**THE RECORDS**
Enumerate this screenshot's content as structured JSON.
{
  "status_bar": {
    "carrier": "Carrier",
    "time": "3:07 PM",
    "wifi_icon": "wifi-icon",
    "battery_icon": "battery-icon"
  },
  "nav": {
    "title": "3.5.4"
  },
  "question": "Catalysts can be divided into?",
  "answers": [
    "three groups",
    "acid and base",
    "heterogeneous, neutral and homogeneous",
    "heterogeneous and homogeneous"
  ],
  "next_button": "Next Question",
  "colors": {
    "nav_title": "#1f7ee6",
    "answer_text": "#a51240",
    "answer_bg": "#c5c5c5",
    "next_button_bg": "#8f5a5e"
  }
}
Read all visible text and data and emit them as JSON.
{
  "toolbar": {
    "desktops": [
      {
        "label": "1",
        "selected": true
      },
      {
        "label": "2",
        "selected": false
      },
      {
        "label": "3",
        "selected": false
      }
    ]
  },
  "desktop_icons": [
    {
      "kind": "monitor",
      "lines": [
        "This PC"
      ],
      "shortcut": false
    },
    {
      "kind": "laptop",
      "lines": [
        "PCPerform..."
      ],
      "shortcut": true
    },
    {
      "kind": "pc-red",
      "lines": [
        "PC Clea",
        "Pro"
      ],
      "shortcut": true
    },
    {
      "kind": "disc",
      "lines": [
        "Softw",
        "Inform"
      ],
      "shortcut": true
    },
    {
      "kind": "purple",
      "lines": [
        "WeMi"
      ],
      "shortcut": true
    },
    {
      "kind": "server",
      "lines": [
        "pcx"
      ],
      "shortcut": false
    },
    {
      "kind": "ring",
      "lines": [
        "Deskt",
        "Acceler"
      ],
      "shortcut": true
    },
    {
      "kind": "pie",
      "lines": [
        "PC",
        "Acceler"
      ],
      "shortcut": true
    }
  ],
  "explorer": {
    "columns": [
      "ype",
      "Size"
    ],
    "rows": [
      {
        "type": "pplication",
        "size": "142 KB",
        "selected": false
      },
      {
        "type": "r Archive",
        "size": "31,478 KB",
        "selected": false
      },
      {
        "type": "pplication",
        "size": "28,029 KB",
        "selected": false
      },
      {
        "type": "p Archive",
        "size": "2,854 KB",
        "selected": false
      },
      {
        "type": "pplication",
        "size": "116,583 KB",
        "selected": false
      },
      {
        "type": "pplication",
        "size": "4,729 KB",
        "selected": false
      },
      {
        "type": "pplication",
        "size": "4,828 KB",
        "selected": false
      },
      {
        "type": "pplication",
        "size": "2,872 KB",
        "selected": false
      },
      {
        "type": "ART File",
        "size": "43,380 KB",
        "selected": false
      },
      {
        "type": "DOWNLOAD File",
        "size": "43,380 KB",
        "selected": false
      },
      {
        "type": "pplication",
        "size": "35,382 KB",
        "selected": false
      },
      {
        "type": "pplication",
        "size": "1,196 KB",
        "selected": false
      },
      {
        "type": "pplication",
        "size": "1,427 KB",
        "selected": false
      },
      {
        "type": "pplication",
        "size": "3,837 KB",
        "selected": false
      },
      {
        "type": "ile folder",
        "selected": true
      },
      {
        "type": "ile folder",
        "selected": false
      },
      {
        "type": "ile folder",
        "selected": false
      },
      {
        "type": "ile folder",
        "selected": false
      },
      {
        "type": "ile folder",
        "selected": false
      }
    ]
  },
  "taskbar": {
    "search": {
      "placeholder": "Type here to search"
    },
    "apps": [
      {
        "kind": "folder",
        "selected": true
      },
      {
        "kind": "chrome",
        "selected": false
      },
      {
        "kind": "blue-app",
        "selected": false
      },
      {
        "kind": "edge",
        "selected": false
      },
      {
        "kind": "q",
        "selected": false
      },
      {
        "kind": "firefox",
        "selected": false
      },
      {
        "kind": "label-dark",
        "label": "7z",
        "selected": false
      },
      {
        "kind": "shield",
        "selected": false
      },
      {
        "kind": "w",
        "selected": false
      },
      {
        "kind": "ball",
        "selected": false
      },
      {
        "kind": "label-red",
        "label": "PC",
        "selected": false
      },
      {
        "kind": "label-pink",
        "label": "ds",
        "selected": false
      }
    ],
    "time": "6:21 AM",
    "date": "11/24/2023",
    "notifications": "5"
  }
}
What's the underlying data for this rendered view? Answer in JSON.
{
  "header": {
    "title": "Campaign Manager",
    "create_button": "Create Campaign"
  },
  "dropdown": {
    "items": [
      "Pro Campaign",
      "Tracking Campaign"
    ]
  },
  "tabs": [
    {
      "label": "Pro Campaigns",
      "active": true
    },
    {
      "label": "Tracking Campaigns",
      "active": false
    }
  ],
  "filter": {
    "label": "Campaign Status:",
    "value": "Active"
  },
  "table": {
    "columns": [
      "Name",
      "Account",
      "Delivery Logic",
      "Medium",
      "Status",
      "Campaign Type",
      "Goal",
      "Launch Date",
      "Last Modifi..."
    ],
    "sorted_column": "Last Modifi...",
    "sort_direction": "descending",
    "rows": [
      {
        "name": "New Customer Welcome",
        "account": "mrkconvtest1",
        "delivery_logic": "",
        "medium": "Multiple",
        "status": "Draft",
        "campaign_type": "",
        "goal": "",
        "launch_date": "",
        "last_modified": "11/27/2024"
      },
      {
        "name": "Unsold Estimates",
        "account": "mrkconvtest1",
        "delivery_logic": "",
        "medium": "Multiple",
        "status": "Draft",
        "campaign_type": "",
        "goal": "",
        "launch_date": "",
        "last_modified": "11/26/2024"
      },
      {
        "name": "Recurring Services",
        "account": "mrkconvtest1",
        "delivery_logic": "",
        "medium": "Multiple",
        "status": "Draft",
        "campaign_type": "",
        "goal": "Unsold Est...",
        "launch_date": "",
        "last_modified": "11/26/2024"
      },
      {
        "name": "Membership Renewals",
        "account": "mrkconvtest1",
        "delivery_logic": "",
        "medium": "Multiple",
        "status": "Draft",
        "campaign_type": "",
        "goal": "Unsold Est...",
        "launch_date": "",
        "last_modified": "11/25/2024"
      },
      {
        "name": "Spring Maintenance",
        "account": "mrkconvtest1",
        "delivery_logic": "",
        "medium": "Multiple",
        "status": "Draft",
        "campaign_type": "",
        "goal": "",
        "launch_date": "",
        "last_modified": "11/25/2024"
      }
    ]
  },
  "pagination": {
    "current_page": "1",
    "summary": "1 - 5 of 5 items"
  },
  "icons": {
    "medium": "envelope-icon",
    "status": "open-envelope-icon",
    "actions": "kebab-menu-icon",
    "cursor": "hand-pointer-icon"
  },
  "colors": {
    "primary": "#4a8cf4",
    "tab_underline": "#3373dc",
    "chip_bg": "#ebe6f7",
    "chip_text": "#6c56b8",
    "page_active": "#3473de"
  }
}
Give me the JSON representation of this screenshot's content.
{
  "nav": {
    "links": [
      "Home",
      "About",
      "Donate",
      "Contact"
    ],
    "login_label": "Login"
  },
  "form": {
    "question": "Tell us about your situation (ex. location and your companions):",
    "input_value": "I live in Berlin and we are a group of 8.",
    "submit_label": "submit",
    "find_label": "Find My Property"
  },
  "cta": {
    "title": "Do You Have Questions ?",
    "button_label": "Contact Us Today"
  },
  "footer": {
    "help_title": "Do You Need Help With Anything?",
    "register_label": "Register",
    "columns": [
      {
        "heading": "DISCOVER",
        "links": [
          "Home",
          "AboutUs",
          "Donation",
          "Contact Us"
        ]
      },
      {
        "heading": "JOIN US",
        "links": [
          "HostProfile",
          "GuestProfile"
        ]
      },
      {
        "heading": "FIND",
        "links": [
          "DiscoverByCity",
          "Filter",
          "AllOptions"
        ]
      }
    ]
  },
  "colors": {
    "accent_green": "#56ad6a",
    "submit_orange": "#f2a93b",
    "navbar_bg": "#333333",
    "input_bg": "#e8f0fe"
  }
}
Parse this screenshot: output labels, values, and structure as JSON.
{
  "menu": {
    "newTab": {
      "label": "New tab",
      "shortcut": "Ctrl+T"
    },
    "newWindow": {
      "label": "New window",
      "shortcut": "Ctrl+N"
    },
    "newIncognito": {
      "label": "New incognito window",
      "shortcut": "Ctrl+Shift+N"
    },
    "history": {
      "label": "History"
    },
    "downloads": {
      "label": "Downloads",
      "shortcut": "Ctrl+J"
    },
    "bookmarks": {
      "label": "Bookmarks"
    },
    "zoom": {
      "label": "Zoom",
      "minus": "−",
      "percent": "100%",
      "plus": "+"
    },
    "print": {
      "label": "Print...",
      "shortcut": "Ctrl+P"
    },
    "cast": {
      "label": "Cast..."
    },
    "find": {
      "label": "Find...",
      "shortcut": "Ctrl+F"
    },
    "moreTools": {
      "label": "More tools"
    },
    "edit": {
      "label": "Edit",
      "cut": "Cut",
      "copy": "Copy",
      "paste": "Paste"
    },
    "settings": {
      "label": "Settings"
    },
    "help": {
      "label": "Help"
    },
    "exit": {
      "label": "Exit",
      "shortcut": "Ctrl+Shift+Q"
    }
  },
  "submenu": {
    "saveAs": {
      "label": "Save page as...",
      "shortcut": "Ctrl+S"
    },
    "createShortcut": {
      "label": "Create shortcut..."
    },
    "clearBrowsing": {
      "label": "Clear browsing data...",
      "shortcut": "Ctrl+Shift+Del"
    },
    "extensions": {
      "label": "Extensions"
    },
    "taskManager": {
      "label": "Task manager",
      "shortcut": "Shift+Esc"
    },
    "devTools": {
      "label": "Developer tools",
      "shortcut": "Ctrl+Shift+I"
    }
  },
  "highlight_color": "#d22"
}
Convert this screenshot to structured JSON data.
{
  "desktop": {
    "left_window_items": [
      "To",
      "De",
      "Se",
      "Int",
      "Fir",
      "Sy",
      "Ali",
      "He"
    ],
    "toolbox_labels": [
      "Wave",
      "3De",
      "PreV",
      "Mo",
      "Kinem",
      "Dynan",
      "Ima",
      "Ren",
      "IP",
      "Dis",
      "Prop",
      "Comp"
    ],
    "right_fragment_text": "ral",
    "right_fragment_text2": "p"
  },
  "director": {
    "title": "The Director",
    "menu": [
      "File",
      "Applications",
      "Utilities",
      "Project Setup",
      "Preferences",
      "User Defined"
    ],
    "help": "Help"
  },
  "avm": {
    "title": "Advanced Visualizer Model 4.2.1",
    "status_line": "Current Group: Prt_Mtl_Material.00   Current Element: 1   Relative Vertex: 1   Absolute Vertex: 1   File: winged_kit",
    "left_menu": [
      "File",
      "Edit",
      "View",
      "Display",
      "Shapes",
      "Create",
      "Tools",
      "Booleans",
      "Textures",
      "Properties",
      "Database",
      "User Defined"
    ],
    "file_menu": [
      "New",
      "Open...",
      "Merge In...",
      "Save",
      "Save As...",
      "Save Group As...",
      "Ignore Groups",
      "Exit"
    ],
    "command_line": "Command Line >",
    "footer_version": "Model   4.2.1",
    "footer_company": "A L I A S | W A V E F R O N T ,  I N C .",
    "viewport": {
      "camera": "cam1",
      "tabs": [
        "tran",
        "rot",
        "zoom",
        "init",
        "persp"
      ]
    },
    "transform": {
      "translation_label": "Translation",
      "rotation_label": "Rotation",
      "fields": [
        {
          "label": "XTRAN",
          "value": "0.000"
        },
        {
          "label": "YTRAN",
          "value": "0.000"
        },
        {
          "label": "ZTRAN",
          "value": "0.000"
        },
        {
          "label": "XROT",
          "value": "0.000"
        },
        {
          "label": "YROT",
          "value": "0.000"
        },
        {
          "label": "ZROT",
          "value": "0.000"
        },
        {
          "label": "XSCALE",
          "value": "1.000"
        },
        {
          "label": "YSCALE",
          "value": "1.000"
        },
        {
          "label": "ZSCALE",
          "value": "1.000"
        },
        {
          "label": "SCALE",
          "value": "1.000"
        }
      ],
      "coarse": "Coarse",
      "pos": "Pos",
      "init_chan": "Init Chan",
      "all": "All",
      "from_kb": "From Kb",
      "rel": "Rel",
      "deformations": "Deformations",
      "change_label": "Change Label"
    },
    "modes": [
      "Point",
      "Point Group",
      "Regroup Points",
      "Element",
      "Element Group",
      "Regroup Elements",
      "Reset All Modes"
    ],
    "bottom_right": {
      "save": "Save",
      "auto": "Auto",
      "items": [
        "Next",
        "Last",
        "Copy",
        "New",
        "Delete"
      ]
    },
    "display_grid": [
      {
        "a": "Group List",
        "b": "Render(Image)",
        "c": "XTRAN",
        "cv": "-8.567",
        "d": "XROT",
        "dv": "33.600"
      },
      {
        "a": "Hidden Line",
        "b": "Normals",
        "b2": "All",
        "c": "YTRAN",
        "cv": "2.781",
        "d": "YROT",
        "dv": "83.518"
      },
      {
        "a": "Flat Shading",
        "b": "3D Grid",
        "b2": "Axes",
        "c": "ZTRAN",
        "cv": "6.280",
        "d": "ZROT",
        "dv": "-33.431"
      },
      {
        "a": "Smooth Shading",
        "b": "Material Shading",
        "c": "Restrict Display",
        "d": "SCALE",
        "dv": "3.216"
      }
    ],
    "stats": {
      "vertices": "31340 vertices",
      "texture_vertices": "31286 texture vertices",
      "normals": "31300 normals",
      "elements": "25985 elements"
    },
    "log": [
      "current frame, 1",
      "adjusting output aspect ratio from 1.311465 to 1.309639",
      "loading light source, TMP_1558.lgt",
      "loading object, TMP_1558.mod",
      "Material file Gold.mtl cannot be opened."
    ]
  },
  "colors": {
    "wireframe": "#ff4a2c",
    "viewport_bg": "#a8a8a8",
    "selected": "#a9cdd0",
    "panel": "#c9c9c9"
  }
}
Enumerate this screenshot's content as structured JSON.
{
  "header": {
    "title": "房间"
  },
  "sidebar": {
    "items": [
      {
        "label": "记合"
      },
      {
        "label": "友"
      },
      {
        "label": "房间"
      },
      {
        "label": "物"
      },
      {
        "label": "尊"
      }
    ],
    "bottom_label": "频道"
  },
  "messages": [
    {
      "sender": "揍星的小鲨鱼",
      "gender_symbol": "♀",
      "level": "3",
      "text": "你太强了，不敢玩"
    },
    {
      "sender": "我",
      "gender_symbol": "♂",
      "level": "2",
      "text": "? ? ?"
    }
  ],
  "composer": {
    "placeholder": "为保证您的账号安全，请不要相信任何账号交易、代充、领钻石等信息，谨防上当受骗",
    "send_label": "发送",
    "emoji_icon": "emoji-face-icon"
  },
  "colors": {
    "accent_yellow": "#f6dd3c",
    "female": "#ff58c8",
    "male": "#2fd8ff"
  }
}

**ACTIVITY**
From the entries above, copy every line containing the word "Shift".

**YOUR SOLUTION**
      "shortcut": "Ctrl+Shift+N"
      "shortcut": "Ctrl+Shift+Q"
      "shortcut": "Ctrl+Shift+Del"
      "shortcut": "Shift+Esc"
      "shortcut": "Ctrl+Shift+I"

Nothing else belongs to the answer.